■ **THE TASK**
Return the data below exactly, please, but drop the pictures.

■ **DATASET EXTRACT**
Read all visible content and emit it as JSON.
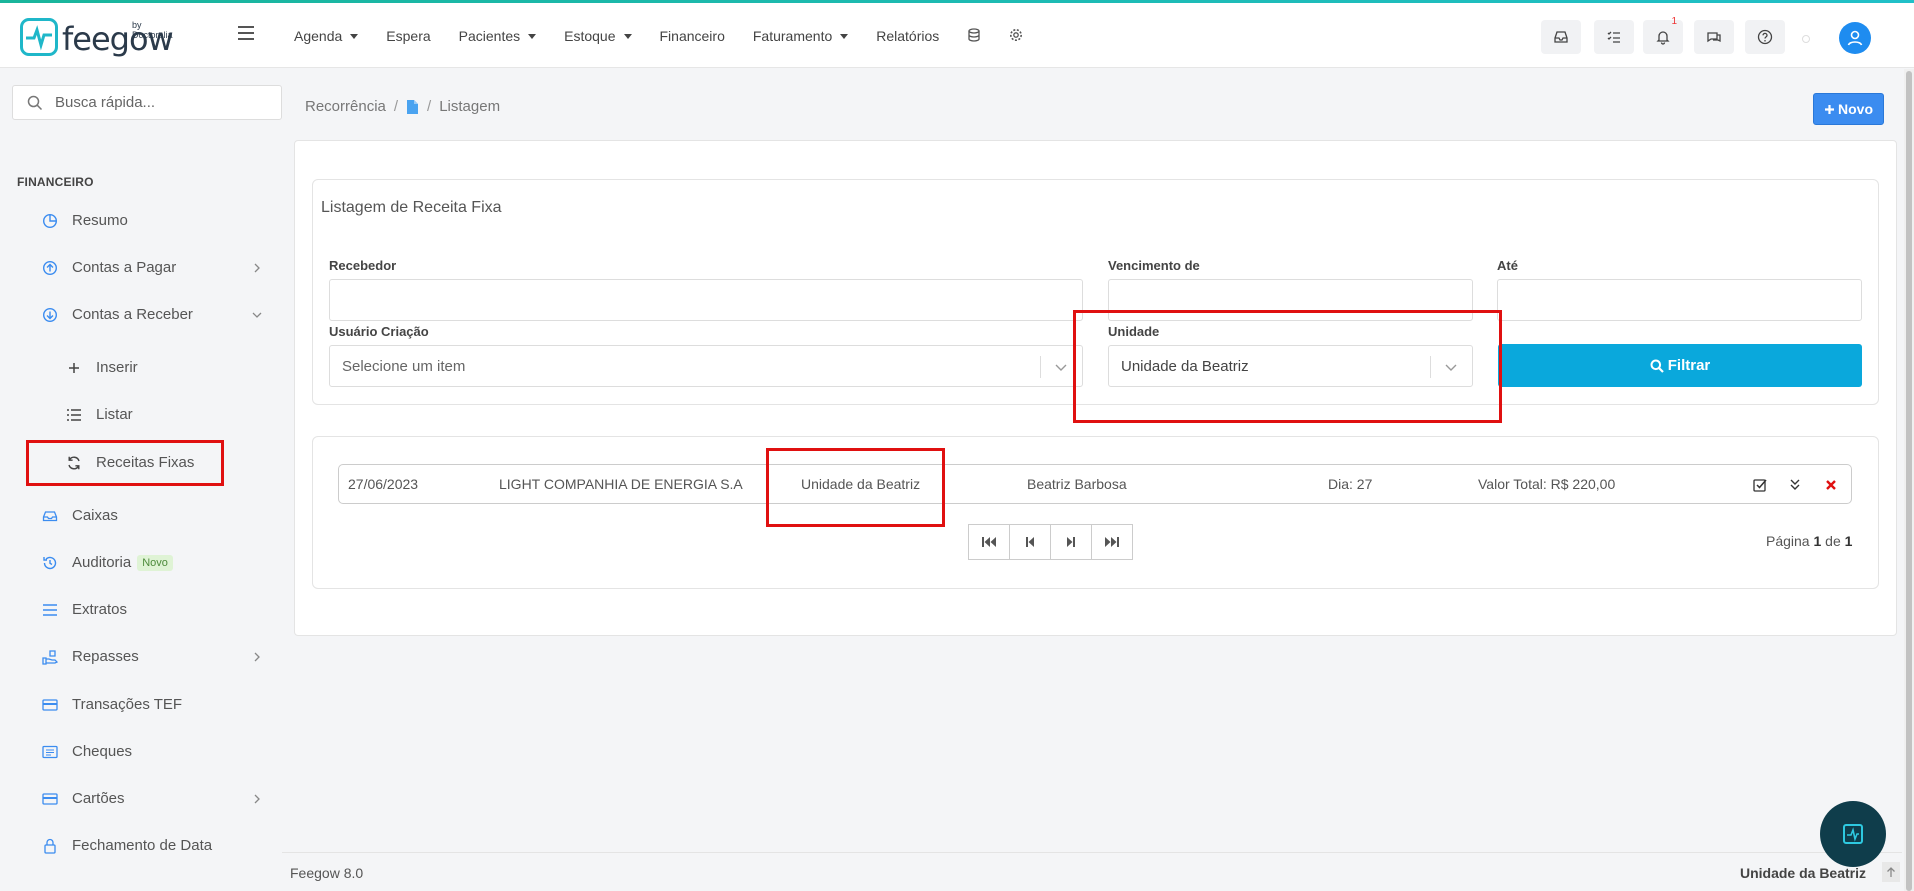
{
  "brand": {
    "name": "feegow",
    "by": "by Doctoralia"
  },
  "nav": [
    {
      "label": "Agenda",
      "dropdown": true
    },
    {
      "label": "Espera",
      "dropdown": false
    },
    {
      "label": "Pacientes",
      "dropdown": true
    },
    {
      "label": "Estoque",
      "dropdown": true
    },
    {
      "label": "Financeiro",
      "dropdown": false
    },
    {
      "label": "Faturamento",
      "dropdown": true
    },
    {
      "label": "Relatórios",
      "dropdown": false
    }
  ],
  "topbar": {
    "notification_count": "1"
  },
  "search": {
    "placeholder": "Busca rápida..."
  },
  "sidebar": {
    "section": "FINANCEIRO",
    "items": [
      {
        "label": "Resumo"
      },
      {
        "label": "Contas a Pagar"
      },
      {
        "label": "Contas a Receber"
      },
      {
        "label": "Inserir"
      },
      {
        "label": "Listar"
      },
      {
        "label": "Receitas Fixas"
      },
      {
        "label": "Caixas"
      },
      {
        "label": "Auditoria",
        "badge": "Novo"
      },
      {
        "label": "Extratos"
      },
      {
        "label": "Repasses"
      },
      {
        "label": "Transações TEF"
      },
      {
        "label": "Cheques"
      },
      {
        "label": "Cartões"
      },
      {
        "label": "Fechamento de Data"
      }
    ]
  },
  "breadcrumb": {
    "root": "Recorrência",
    "current": "Listagem"
  },
  "novo_button": "Novo",
  "filter": {
    "title": "Listagem de Receita Fixa",
    "recebedor_label": "Recebedor",
    "vencimento_label": "Vencimento de",
    "ate_label": "Até",
    "usuario_label": "Usuário Criação",
    "usuario_placeholder": "Selecione um item",
    "unidade_label": "Unidade",
    "unidade_value": "Unidade da Beatriz",
    "filtrar": "Filtrar"
  },
  "result": {
    "date": "27/06/2023",
    "recebedor": "LIGHT COMPANHIA DE ENERGIA S.A",
    "unidade": "Unidade da Beatriz",
    "usuario": "Beatriz Barbosa",
    "dia": "Dia: 27",
    "valor": "Valor Total: R$ 220,00"
  },
  "pagination": {
    "prefix": "Página ",
    "current": "1",
    "middle": " de ",
    "total": "1"
  },
  "footer": {
    "version": "Feegow 8.0",
    "unit": "Unidade da Beatriz"
  },
  "colors": {
    "primary": "#3b8cf0",
    "filter": "#0aa8dc",
    "highlight": "#e01010",
    "brand": "#1fb7c9"
  }
}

■ **ANSWER SPACE**
Read all visible content and emit it as JSON.
{
  "brand": {
    "name": "feegow",
    "by": "by Doctoralia"
  },
  "nav": [
    {
      "label": "Agenda",
      "dropdown": true
    },
    {
      "label": "Espera",
      "dropdown": false
    },
    {
      "label": "Pacientes",
      "dropdown": true
    },
    {
      "label": "Estoque",
      "dropdown": true
    },
    {
      "label": "Financeiro",
      "dropdown": false
    },
    {
      "label": "Faturamento",
      "dropdown": true
    },
    {
      "label": "Relatórios",
      "dropdown": false
    }
  ],
  "topbar": {
    "notification_count": "1"
  },
  "search": {
    "placeholder": "Busca rápida..."
  },
  "sidebar": {
    "section": "FINANCEIRO",
    "items": [
      {
        "label": "Resumo"
      },
      {
        "label": "Contas a Pagar"
      },
      {
        "label": "Contas a Receber"
      },
      {
        "label": "Inserir"
      },
      {
        "label": "Listar"
      },
      {
        "label": "Receitas Fixas"
      },
      {
        "label": "Caixas"
      },
      {
        "label": "Auditoria",
        "badge": "Novo"
      },
      {
        "label": "Extratos"
      },
      {
        "label": "Repasses"
      },
      {
        "label": "Transações TEF"
      },
      {
        "label": "Cheques"
      },
      {
        "label": "Cartões"
      },
      {
        "label": "Fechamento de Data"
      }
    ]
  },
  "breadcrumb": {
    "root": "Recorrência",
    "current": "Listagem"
  },
  "novo_button": "Novo",
  "filter": {
    "title": "Listagem de Receita Fixa",
    "recebedor_label": "Recebedor",
    "vencimento_label": "Vencimento de",
    "ate_label": "Até",
    "usuario_label": "Usuário Criação",
    "usuario_placeholder": "Selecione um item",
    "unidade_label": "Unidade",
    "unidade_value": "Unidade da Beatriz",
    "filtrar": "Filtrar"
  },
  "result": {
    "date": "27/06/2023",
    "recebedor": "LIGHT COMPANHIA DE ENERGIA S.A",
    "unidade": "Unidade da Beatriz",
    "usuario": "Beatriz Barbosa",
    "dia": "Dia: 27",
    "valor": "Valor Total: R$ 220,00"
  },
  "pagination": {
    "prefix": "Página ",
    "current": "1",
    "middle": " de ",
    "total": "1"
  },
  "footer": {
    "version": "Feegow 8.0",
    "unit": "Unidade da Beatriz"
  },
  "colors": {
    "primary": "#3b8cf0",
    "filter": "#0aa8dc",
    "highlight": "#e01010",
    "brand": "#1fb7c9"
  }
}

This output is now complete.